(Beginning of Source material)
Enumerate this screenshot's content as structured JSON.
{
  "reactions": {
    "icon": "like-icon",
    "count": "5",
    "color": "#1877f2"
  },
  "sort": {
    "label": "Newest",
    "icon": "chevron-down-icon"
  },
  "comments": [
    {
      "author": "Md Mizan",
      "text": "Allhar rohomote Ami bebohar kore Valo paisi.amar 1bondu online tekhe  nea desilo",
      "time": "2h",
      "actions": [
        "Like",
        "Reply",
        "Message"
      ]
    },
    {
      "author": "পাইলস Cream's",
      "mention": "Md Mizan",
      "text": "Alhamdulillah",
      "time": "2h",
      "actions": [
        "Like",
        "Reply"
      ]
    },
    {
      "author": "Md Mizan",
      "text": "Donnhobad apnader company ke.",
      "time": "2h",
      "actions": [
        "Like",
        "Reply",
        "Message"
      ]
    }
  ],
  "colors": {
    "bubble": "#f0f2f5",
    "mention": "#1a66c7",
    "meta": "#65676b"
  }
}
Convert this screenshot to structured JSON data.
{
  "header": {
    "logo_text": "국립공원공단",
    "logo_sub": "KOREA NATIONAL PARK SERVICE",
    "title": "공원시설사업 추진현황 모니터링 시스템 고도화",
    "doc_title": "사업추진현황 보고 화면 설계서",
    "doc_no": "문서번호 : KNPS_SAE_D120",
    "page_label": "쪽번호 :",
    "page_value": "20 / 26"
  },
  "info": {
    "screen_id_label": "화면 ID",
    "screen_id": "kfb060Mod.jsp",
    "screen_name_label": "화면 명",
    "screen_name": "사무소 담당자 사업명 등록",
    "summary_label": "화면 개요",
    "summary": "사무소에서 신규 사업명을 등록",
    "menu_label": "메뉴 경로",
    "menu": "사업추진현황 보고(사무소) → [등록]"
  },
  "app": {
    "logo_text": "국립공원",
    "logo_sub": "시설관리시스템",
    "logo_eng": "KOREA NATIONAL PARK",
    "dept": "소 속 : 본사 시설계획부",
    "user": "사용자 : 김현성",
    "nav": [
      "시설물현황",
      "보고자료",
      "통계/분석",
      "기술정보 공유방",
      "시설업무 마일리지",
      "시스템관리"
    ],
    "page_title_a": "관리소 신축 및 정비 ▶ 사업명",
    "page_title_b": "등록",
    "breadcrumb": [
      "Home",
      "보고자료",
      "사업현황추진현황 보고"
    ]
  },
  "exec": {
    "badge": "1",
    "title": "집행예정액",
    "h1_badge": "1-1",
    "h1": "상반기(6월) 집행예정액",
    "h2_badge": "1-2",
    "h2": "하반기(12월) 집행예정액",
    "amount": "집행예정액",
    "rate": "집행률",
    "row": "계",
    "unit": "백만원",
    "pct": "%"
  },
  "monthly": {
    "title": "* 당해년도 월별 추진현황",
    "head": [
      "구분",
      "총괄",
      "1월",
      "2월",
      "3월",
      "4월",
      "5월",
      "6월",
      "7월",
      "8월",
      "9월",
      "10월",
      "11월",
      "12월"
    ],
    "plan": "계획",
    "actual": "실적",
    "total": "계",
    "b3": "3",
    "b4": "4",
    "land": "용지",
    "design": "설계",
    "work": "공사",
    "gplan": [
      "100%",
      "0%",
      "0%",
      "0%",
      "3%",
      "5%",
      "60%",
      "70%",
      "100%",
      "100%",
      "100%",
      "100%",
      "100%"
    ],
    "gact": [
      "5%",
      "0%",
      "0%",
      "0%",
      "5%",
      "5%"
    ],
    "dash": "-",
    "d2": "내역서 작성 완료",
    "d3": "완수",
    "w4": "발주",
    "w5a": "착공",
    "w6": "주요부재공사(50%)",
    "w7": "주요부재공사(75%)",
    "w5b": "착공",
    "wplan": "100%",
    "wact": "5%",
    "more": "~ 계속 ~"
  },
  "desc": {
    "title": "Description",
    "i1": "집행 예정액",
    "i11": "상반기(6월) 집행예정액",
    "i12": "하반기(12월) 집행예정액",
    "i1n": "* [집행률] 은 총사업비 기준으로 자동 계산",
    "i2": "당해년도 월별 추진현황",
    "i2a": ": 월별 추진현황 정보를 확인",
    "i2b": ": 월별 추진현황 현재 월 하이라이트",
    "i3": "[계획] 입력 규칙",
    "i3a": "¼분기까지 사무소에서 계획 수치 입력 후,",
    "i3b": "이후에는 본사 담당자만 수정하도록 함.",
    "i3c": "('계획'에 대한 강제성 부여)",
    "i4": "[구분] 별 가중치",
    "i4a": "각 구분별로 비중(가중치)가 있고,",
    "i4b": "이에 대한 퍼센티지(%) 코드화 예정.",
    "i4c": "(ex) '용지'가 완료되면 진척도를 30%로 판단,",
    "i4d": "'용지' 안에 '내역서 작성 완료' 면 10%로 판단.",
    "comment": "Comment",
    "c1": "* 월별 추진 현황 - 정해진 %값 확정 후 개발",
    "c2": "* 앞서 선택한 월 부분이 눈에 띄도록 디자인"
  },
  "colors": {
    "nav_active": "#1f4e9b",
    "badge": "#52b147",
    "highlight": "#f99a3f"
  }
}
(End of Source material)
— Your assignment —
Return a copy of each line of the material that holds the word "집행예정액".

— Response to this task —
    "title": "집행예정액",
    "h1": "상반기(6월) 집행예정액",
    "h2": "하반기(12월) 집행예정액",
    "amount": "집행예정액",
    "i11": "상반기(6월) 집행예정액",
    "i12": "하반기(12월) 집행예정액",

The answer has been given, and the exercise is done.